The axle rating (as well as tire width) determine how much weight can be loaded on an axle or axle grouping. If the equipment isn’t rated for a certain weight, it will be fined for overloading.
The same applies to the frame and crossmembers. While frame ratings are not considered when determining vehicle loads at scales, obviously the frame must withstand the vertical and longitudinal loads that it faces. Lightweight, single channel highway truck frames aren’t up to the challenge of 56,000 kg (123,000 lb.) multi-axle loads. Sure, they will pull the load, but they won’t last long.
“When I spec’ a new tractor for dump service, I usually recommend a frame insert over the suspension or from the back of the frame to the back of the cab in some applications,” says Eaton. “We want the truck to last, so we built in a little extra strength. Highway trucks don’t have that.”
Both Eaton and Tatchell say they have noticed changes in truck buyers over the years. A few decades ago, when many drivers grew up in the trucking culture or in trucking families, a deeper understanding of the equipment was passed along from generation to generation.

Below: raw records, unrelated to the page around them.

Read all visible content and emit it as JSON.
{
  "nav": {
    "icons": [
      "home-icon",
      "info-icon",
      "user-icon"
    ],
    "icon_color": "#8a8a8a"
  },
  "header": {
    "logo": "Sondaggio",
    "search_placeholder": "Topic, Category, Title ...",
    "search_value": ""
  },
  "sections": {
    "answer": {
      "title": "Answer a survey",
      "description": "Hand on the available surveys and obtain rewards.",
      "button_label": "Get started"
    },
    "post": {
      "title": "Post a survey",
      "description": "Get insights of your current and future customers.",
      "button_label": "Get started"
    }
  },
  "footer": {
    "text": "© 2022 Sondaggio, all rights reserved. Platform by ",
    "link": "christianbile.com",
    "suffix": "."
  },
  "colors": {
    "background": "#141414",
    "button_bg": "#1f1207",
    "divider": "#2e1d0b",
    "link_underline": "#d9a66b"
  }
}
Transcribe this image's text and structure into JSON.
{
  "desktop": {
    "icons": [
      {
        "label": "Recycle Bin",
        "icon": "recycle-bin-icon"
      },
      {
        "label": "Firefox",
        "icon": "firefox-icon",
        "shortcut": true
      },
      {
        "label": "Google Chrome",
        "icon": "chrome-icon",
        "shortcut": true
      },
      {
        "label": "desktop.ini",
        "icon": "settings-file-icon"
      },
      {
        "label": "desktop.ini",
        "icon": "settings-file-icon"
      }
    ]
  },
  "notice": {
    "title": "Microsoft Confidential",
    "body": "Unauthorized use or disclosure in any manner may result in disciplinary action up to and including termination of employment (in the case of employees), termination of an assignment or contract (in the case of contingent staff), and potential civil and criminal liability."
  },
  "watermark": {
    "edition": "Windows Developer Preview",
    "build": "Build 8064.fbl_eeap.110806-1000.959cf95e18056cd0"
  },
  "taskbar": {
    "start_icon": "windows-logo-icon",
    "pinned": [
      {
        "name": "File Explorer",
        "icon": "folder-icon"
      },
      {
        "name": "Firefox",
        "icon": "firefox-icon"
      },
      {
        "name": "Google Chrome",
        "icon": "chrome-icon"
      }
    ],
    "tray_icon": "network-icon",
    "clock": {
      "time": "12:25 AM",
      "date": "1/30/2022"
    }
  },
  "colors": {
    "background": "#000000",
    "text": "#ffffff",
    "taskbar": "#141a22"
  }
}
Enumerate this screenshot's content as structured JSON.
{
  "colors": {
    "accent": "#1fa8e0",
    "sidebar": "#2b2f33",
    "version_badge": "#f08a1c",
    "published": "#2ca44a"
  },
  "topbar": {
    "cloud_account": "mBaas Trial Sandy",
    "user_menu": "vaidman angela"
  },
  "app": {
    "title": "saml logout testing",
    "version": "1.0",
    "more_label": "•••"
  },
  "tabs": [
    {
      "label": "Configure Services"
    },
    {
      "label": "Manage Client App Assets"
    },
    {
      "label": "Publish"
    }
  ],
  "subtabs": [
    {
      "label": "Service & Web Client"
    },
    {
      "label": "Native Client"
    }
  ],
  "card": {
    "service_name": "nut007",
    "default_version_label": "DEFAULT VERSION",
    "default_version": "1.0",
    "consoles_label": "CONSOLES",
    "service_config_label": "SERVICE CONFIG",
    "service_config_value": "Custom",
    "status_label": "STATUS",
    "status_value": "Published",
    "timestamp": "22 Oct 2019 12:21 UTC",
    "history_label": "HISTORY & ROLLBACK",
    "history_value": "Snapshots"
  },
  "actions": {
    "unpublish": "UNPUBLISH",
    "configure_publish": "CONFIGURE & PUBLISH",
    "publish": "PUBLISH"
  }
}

Today, a lot of drivers come into the industry without the benefit of that tribal knowledge. They have to learn as they go. Sales reps like Eaton and Tatchell are there to help, and they really do want to see you succeed. When they make certain recommendations, they are born of experience, not a desire to sell you a truck. Like Tatchell said earlier, “if you don’t succeed, we will eventually run out of buyers.”